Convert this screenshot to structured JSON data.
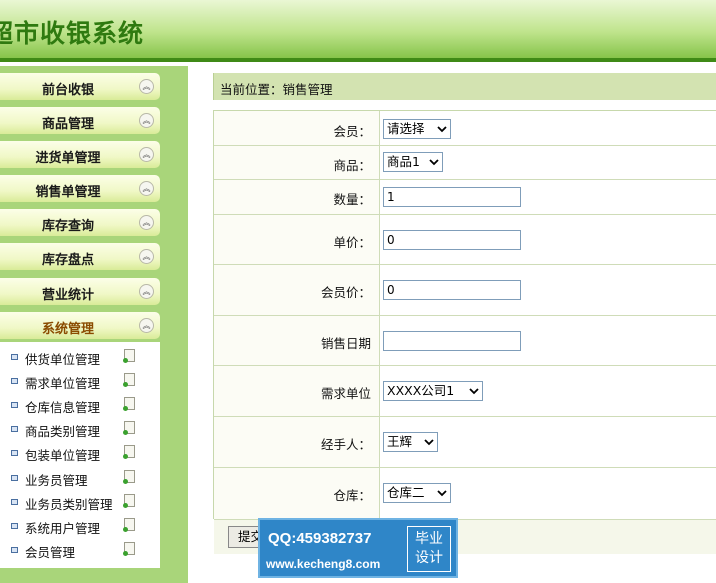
{
  "app": {
    "title": "超市收银系统"
  },
  "sidebar": {
    "menu": [
      {
        "label": "前台收银"
      },
      {
        "label": "商品管理"
      },
      {
        "label": "进货单管理"
      },
      {
        "label": "销售单管理"
      },
      {
        "label": "库存查询"
      },
      {
        "label": "库存盘点"
      },
      {
        "label": "营业统计"
      },
      {
        "label": "系统管理"
      }
    ],
    "submenu": [
      {
        "label": "供货单位管理"
      },
      {
        "label": "需求单位管理"
      },
      {
        "label": "仓库信息管理"
      },
      {
        "label": "商品类别管理"
      },
      {
        "label": "包装单位管理"
      },
      {
        "label": "业务员管理"
      },
      {
        "label": "业务员类别管理"
      },
      {
        "label": "系统用户管理"
      },
      {
        "label": "会员管理"
      }
    ]
  },
  "breadcrumb": "当前位置：销售管理",
  "form": {
    "member": {
      "label": "会员：",
      "value": "请选择"
    },
    "product": {
      "label": "商品：",
      "value": "商品1"
    },
    "quantity": {
      "label": "数量：",
      "value": "1"
    },
    "unit_price": {
      "label": "单价：",
      "value": "0"
    },
    "member_price": {
      "label": "会员价：",
      "value": "0"
    },
    "sale_date": {
      "label": "销售日期",
      "value": ""
    },
    "demand_unit": {
      "label": "需求单位",
      "value": "XXXX公司1"
    },
    "handler": {
      "label": "经手人：",
      "value": "王辉"
    },
    "warehouse": {
      "label": "仓库：",
      "value": "仓库二"
    },
    "submit_label": "提交"
  },
  "watermark": {
    "qq": "QQ:459382737",
    "site": "www.kecheng8.com",
    "badge_line1": "毕业",
    "badge_line2": "设计"
  }
}
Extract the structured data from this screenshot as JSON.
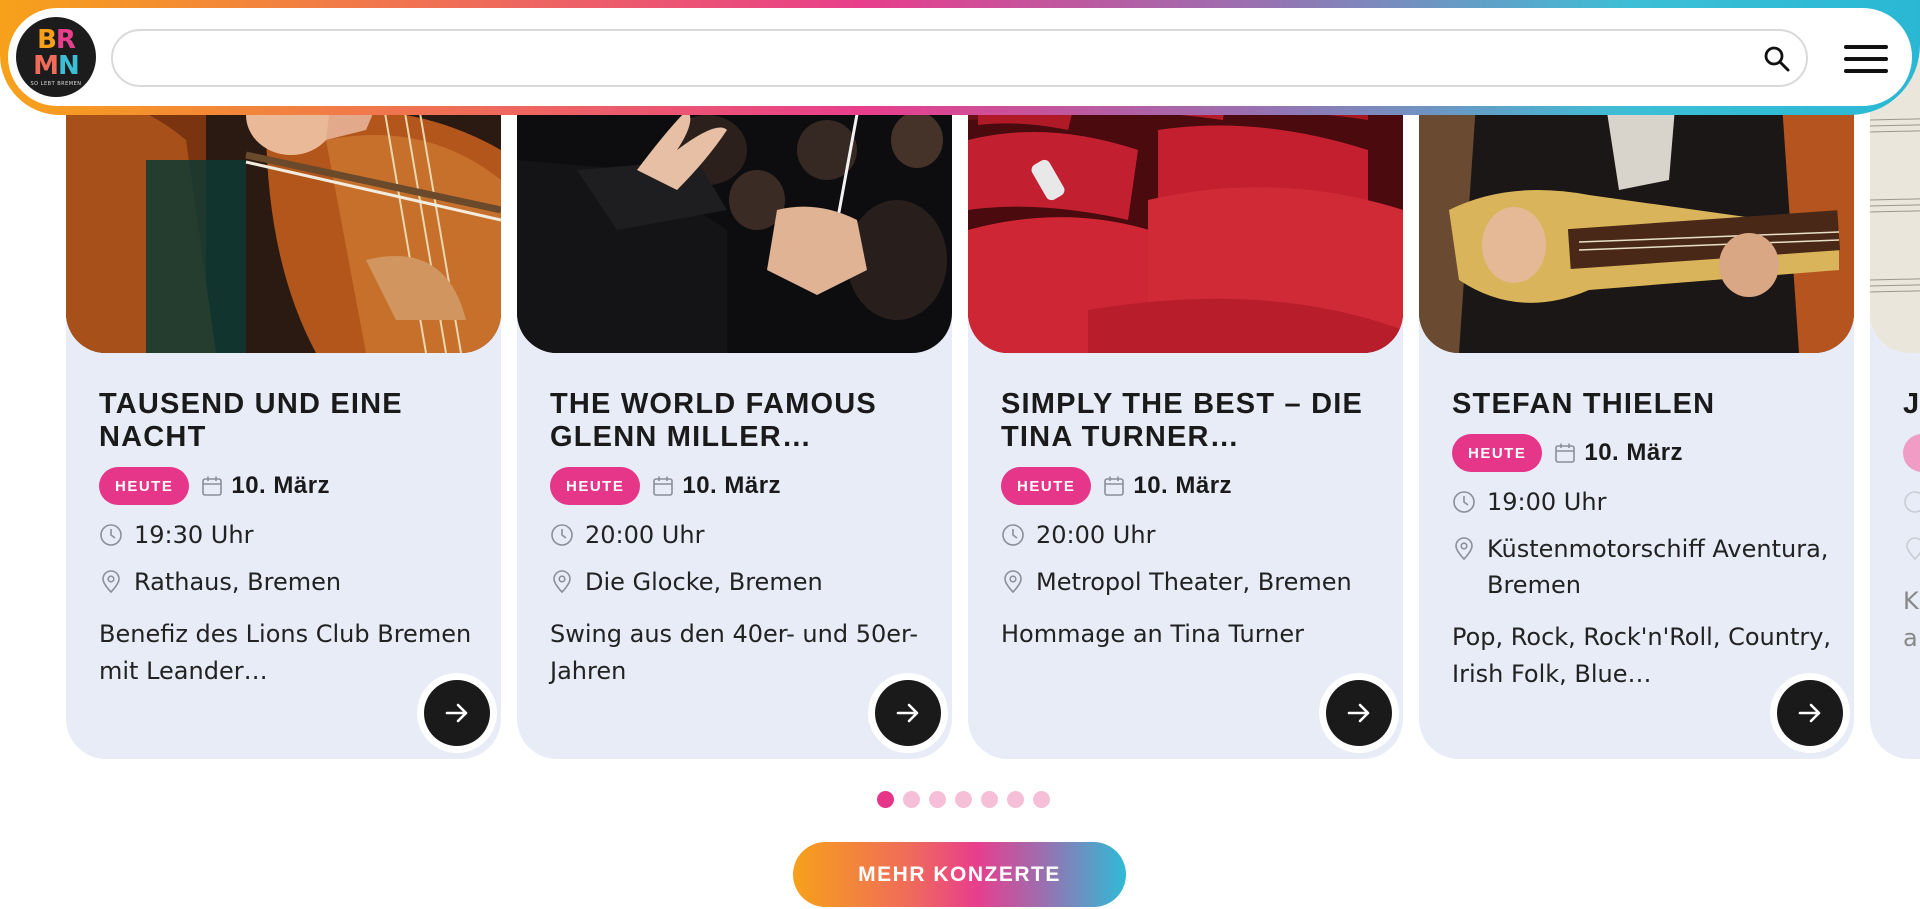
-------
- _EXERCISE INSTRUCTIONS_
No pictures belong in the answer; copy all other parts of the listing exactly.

- _RESPONSE TO THIS TASK_
Convert this screenshot to structured JSON data.
{
  "app": {
    "title": "超市收银系统"
  },
  "sidebar": {
    "menu": [
      {
        "label": "前台收银"
      },
      {
        "label": "商品管理"
      },
      {
        "label": "进货单管理"
      },
      {
        "label": "销售单管理"
      },
      {
        "label": "库存查询"
      },
      {
        "label": "库存盘点"
      },
      {
        "label": "营业统计"
      },
      {
        "label": "系统管理"
      }
    ],
    "submenu": [
      {
        "label": "供货单位管理"
      },
      {
        "label": "需求单位管理"
      },
      {
        "label": "仓库信息管理"
      },
      {
        "label": "商品类别管理"
      },
      {
        "label": "包装单位管理"
      },
      {
        "label": "业务员管理"
      },
      {
        "label": "业务员类别管理"
      },
      {
        "label": "系统用户管理"
      },
      {
        "label": "会员管理"
      }
    ]
  },
  "breadcrumb": "当前位置：销售管理",
  "form": {
    "member": {
      "label": "会员：",
      "value": "请选择"
    },
    "product": {
      "label": "商品：",
      "value": "商品1"
    },
    "quantity": {
      "label": "数量：",
      "value": "1"
    },
    "unit_price": {
      "label": "单价：",
      "value": "0"
    },
    "member_price": {
      "label": "会员价：",
      "value": "0"
    },
    "sale_date": {
      "label": "销售日期",
      "value": ""
    },
    "demand_unit": {
      "label": "需求单位",
      "value": "XXXX公司1"
    },
    "handler": {
      "label": "经手人：",
      "value": "王辉"
    },
    "warehouse": {
      "label": "仓库：",
      "value": "仓库二"
    },
    "submit_label": "提交"
  },
  "watermark": {
    "qq": "QQ:459382737",
    "site": "www.kecheng8.com",
    "badge_line1": "毕业",
    "badge_line2": "设计"
  }
}
Extract the structured data from this screenshot as JSON.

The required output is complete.